6 - Alcoholic beverages (For the purposes of this experiment, we will consider 1 alcoholic beverage either: 1 shot of liquor, 12 OZ beer, or 1 glass of wine. Since SEL doesn't pee while sitting down, there will be no wine consumed).
1 - Stopwatch
1 - Digital Camera
The test subject shall take three runs: (1) A run down some "extreme" terrain, (2) A timed run down groomed slopes, and (3) A run through trees and moguls, at the end attempting a 360. After completing these three runs, the test subject shall consume 6 drinks in the span of 2 hours. These drinks can come in the form of shots, beers, or wine. At a height of 9,500 ft, a test subject weighing 155 lbs will have a blood alcohol content of approximately 0.2; enough to be considered "double the legal limit." The test subject will then head back out to the mountain and attempt the first three runs again. Data will be recorded, both subjectively and objectively, and the results will be presented.
Here, in greater detail, are the 3 runs that the test subject will be skiing:
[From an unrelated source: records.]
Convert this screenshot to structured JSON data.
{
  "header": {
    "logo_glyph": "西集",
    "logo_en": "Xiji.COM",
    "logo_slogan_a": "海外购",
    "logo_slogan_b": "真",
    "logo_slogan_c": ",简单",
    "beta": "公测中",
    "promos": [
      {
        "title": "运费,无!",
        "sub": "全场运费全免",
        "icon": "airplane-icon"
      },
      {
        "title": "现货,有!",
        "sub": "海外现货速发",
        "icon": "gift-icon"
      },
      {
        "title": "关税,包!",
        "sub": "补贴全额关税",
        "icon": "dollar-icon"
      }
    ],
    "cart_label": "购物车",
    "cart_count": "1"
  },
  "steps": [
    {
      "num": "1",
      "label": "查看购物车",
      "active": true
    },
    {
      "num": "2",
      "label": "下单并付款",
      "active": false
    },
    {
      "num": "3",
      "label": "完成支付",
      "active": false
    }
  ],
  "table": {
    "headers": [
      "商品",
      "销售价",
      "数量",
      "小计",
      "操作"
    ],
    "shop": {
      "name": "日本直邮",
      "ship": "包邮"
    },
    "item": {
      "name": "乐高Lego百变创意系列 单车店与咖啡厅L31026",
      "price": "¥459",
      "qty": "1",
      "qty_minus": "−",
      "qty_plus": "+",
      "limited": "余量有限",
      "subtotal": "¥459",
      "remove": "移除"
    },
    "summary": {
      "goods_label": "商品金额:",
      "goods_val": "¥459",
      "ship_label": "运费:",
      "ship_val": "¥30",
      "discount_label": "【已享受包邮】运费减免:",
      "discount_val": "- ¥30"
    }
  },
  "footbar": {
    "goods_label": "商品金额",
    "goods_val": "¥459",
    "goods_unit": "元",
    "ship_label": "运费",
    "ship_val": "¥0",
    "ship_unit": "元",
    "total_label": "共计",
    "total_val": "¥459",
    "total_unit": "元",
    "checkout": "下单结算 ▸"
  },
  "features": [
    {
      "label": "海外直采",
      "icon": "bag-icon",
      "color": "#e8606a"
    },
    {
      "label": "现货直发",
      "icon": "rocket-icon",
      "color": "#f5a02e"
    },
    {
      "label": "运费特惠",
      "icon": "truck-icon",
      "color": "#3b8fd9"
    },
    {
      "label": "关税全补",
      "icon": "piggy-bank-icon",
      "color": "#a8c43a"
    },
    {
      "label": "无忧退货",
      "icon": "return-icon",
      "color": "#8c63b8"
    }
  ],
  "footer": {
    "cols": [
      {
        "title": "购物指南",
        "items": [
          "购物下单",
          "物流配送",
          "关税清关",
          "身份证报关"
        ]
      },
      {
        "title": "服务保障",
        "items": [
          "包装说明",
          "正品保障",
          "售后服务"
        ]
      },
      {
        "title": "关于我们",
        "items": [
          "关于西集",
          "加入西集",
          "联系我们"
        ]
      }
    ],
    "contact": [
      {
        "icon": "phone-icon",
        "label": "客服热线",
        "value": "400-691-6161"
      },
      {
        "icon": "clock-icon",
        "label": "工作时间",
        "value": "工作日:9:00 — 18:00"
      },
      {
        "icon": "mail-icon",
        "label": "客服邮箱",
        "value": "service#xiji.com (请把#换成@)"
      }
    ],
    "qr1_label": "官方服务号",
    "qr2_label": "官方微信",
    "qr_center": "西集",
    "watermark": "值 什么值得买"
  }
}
The first run will be down a slope called "The Headwall." The Headwall is a double-black diamond run (for you skier Noobs, that means very difficult and extreme), but one of the milder double blacks on the mountain. It's also only accessible by a T-bar, which could be an adventure in it's own right. Anyway, The Headwall is a very steep run (about 40 degrees), with many rocks and boulders... however there are no cliffs and no trees, so it's probably considered the least dangerous double-black run on the mountain to ski while wasted. That way, if a fall occurs, it will be a 100 foot cartwheel that probably won't kill the test subject; but many bones will be broken.
Assuming the subject survives The Headwall, the next run will be a timed run. This will take the subject from the top of the Paradise bowl to the bottom of East river. The entire run is on groomed trails, all of them blue squares (which for you skier Noob's, that means intermediate). Although there will be no immediate danger to the test subject, there will be many other skiers on these runs, and the chances of the test subject plowing into one of them at high speeds while drunk is strong to quite strong. This run has the highest probability of producing a lawsuit.
The final run will be a run on East River called "Double Top." It's a black diamond run that starts off in the trees, and turns into a nice long mogul field. This run has the highest probability of producing a "Sonny Bono" moment. (Let the record show that I HATE skiing moguls, and I think that they're a horrible waste of time and space on a ski mountain. However, they are a part of skiing, and they take a considerable amount of skill, so a mogul run is necessary for the experiment). Also, at the end of the mogul field, there is a cat walk with a jump on it. The test subject will try a helicopter (360) off of it.
If you'd like to see where these 3 runs fall on a trail map of Crested Butte, click the image below:
Alright, now that we've got steps 1-4 out of the way, we can't go any further without actually performing the test. Hopefully, if things work out the way they're planned, the test will be conducted on Sunday, the 29th of January. If this is the case, results will be published on Monday.
If you have any suggestions for what the test subject (SEL) should drink during this experiment, please leave a comment, or email us at email@example.com. All drink nominations will be given equal consideration, but the final judgment will be left up to the Noobsports family.
[Editors note: SEL is a very experienced skier. He has been skiing since he could walk, and has successfully ski'd some of North America's and Europe's best and toughest terrain. On a scale of 1-100, 1 being a total noob and 100 being World Class, SEL is probably a 92. The Noobsports family doesn't encourage drinking and skiing (at least not yet), so please don't try this on your own. However, if you don't listen to our advice and do try this on your own, please email us and tell us all about it at firstname.lastname@example.org. Thank you.]